“To set the mind on the flesh is death, but to set the mind on the Spirit is life and peace. For this reason the mind that is set on the flesh is hostile to God; it does not submit to God’s law — indeed it cannot, and those who are in the flesh cannot please God.”
~Romans 8:6-8 (NRSV).
How dichotomous is this life? We sit on a knife’s edge spiritually, asked as we are to choose: is it to be the sinful nature or the spiritual nature? These two ways are apart as far as the east is to the west, and never will they meet.
But, we vacillate between the two, especially Christians who are at ‘war’ within.
The Ultimate Living Death
Christians sometimes focus too much on death in eternity when perhaps a more real and pressing imperative is death here and now — the experience of deathly life. The sinful nature, ventured into via the release of the flesh desires against God, knows this experience in abundance. There is no peace there! Every person with a conscience knows this all too well, for the times spent there offer no answers to life.
Additionally, there’s the debilitating sense that we’ll never be entirely free of this flesh-held scourge this side of physical death. Eternal life, so far as knowing God is concerned (John 17:3), is deeply conditional upon both our knowledge of God’s will and our will (and ability) to carry that out.
Going Beyond Death into Life
It’s a misrepresentation that upon salvation we’re suddenly ‘relieved’ of this sinful nature. When we read Romans 7 (and other places throughout this great thesis into the gospel of God) we get the distinct impression that the Apostle Paul certainly suggests that. We’re at times beleaguered by the sinful nature.
Salvation by transaction — the ‘ticket’ to heaven — is one thing; salvation as an experience is something totally different.
Going from death into life in the Spiritual realm is a matter of the will tied to the moment. It couldn’t be simpler. This ‘life in the Spirit’ concept is not necessarily, then, anything about us feeling more alive — it’s very basically about trusting and obeying God. It leads to peace. This peace is not felt instantly, for that would not require or generate faith.
Without faith we cannot please God (Hebrews 11:6). Faith is vindicated accordant to God’s will. When our faith is aligned to the purposes of God’s will it will always be vindicated, eventually.
This Precious Gift
There is one thing we’re assured of from the above passage. If we have life in the Spirit we have a most precious gift — one that’s so completely beyond those who call the gratifications of the sinful nature their god.

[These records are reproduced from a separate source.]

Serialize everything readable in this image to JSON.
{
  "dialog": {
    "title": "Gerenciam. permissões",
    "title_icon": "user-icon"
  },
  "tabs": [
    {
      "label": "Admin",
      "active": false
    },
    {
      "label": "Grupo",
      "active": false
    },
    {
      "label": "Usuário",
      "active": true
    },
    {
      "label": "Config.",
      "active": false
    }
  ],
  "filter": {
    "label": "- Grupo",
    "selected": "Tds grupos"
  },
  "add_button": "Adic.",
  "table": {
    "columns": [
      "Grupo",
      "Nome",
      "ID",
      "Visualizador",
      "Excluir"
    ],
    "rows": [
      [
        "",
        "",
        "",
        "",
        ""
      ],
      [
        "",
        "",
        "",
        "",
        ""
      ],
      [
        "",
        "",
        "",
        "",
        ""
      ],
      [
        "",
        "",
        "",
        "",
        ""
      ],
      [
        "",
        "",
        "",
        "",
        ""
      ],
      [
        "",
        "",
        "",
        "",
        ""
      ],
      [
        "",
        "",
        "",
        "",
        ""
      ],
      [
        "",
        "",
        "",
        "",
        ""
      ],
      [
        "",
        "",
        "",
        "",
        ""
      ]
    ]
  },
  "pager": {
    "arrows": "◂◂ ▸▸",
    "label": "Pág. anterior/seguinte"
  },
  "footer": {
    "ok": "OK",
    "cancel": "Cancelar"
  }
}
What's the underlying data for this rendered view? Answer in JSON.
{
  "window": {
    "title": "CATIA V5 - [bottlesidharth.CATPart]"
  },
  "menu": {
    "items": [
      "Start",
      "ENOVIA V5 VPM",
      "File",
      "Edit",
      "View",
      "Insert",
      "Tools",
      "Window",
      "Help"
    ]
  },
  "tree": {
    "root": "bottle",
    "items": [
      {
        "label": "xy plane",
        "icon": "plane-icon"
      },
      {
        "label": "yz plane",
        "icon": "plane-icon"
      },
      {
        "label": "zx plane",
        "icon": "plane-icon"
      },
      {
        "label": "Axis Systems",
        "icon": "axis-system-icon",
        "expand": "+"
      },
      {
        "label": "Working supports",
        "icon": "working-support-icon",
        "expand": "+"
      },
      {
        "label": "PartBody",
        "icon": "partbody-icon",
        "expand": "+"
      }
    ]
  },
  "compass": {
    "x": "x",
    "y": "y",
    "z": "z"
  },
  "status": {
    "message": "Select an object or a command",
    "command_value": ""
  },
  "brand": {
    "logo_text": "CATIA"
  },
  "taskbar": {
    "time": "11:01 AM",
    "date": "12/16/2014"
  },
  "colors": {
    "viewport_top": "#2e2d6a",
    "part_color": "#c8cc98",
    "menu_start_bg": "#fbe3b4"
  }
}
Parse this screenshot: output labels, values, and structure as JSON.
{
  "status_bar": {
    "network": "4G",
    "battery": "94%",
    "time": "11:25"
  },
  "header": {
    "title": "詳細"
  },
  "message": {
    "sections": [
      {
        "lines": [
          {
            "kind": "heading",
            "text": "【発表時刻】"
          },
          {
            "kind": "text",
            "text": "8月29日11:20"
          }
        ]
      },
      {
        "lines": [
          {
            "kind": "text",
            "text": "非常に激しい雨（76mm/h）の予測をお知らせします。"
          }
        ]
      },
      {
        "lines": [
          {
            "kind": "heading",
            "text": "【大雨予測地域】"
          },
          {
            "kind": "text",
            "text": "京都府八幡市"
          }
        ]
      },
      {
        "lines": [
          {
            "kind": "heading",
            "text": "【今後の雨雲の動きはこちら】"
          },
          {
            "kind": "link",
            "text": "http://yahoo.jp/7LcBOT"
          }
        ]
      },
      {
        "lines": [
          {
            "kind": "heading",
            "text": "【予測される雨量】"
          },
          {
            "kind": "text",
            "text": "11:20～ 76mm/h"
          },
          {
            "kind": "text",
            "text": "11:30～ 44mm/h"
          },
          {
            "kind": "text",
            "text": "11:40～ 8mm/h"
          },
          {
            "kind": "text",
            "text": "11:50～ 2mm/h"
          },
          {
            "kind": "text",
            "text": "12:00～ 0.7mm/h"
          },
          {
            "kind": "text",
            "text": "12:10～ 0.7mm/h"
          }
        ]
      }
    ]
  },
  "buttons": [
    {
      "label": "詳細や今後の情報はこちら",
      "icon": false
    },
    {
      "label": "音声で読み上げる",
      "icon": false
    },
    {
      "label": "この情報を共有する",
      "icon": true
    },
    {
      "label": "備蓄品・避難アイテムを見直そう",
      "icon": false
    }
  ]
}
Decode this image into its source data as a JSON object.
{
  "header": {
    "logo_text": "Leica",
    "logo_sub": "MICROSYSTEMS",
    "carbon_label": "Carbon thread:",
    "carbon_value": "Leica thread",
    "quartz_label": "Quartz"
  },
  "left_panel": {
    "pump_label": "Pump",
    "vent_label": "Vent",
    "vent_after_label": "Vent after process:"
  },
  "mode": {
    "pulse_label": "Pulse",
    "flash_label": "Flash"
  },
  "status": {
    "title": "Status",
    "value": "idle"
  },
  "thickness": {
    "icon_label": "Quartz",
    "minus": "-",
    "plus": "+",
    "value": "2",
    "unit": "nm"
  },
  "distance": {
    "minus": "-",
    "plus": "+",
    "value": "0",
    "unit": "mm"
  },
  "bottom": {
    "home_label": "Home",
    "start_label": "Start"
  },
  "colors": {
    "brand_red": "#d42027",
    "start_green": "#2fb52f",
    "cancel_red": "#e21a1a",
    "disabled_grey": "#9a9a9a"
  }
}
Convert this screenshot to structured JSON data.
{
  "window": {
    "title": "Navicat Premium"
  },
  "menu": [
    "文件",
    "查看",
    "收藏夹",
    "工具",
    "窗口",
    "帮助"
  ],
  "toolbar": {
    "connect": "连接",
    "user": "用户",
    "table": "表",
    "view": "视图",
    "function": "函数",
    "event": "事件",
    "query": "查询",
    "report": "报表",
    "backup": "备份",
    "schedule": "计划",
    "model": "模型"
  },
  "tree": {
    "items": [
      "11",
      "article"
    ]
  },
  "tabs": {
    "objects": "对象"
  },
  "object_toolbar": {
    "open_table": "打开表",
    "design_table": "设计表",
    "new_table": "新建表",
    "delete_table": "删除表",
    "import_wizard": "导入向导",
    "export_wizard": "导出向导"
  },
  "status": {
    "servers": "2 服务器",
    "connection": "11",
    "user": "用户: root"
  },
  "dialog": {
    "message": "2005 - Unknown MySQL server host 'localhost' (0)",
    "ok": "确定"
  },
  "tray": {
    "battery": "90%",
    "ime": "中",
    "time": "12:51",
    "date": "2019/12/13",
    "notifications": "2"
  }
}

This gift is impossible to recognise in the world. It’s visible only in the Spiritual realm. No wonder it doesn’t make any sense to the worldly person. This is why we must always take great care to fix our eyes on Jesus (Hebrews 12:2) so we retain the precious gift via our alignment to the knowledge and will of God.
© 2011 S. J. Wickham.